The list of public officials the school board has angered with this imprudent plan is long indeed and includes former Seattle Mayor Gregg Nickels, most if not all city and county council members, and even Governor Christine Gregoire, who’s husband recently enjoyed a visit to the museum himself and remarked how much he liked the PSARA Radio Room in particular. PSARA has been meeting in the building for most of the club’s existence and has maintained a display there for many years. Also angered should be anyone with either a love of history or a distain for shortsighted bureaucratic waste.
One rather interesting idea that has been put forth is the idea of liens against the building filed by anyone having a financial stake in the Ronald School Building. This could include any organizations and/or persons donating money, such as PSARA’s contribution to the elevator project, as well as anyone who dropped a dollar in the museum’s contribution box, which would include just about everyone who ever paid a visit to the museum including yours truly. Although the jury is still out (no pun intended) as to just how this would have to addressed legally, it could conceivably tie things up long enough for school board members to rethink their position. (if not retire)

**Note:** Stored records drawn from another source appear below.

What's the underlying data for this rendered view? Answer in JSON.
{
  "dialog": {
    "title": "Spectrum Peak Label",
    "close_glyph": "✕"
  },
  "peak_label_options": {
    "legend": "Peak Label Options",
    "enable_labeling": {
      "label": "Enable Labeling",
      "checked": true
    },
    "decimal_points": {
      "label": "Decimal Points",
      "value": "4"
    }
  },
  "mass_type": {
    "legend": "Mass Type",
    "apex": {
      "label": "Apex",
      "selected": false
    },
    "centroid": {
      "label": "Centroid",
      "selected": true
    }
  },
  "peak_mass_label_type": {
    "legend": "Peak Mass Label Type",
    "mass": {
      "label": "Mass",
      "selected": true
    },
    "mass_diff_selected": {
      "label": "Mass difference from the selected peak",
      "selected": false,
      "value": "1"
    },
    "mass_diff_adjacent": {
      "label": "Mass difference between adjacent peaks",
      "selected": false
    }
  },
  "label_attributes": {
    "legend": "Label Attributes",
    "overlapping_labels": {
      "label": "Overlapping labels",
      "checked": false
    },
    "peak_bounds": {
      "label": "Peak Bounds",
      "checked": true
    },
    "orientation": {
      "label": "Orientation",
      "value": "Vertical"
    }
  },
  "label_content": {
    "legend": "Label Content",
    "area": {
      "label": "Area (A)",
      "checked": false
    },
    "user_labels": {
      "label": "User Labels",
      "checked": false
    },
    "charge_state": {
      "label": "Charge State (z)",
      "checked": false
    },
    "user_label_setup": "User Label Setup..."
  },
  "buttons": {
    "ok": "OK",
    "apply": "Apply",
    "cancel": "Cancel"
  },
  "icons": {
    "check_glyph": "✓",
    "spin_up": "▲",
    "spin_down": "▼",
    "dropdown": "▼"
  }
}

Of course the importance of making our voices heard to public officials can not be overstated. I have discussed this subject with a number of people who have stated that at least with certain ones they may have to hold their nose in order to do so. I say, come on, people, this matter is more than important enough to put aside the partisan rancor in order to save the museum. After all, what the school board is trying to do is “Bi-partisan B.S.” in it’s purest form. It should and by all accounts does anger folks on both sides of the isle and if a favorable outcome means that I have to put on my Sunday manners for someone whom I would not see in office upon any terms, then so be it. We may not have voted for each and every one of them, but each and every one is what we pay for, so let’s start writing and get some bang for our buck!
Several local newspapers will be running articles on this issue in the near future. In the meantime, let’s all write to our public officials and express our displeasure over this plan and let them know that the Shoreline Historical Museum is a part of Seattle worth saving - Historic building and all.

For more information on The Puget Sound Antique Radio Association, visit our website at:
Photo credit-Janet Way

1 comment:

  1. Correction: The author states that " 1973 the Ronald School was sold to the City of Shoreline for $1." Since there was no City of Shoreline in fact at that time, the statement is not correct.

    It is our understanding that the correct statement would be, "... in 1975-76 the Ronald School was turned over to the Shoreline Historical Museum. Subsequently, in 1989 the Deed and Title to the building was transferred to the Shoreline Historical Museum".

    We will check with the Museum to verify that this is the correct information.

    However we appreciate all the wonderful info from Steve "Radioguy" from PSARA.

    Thank you.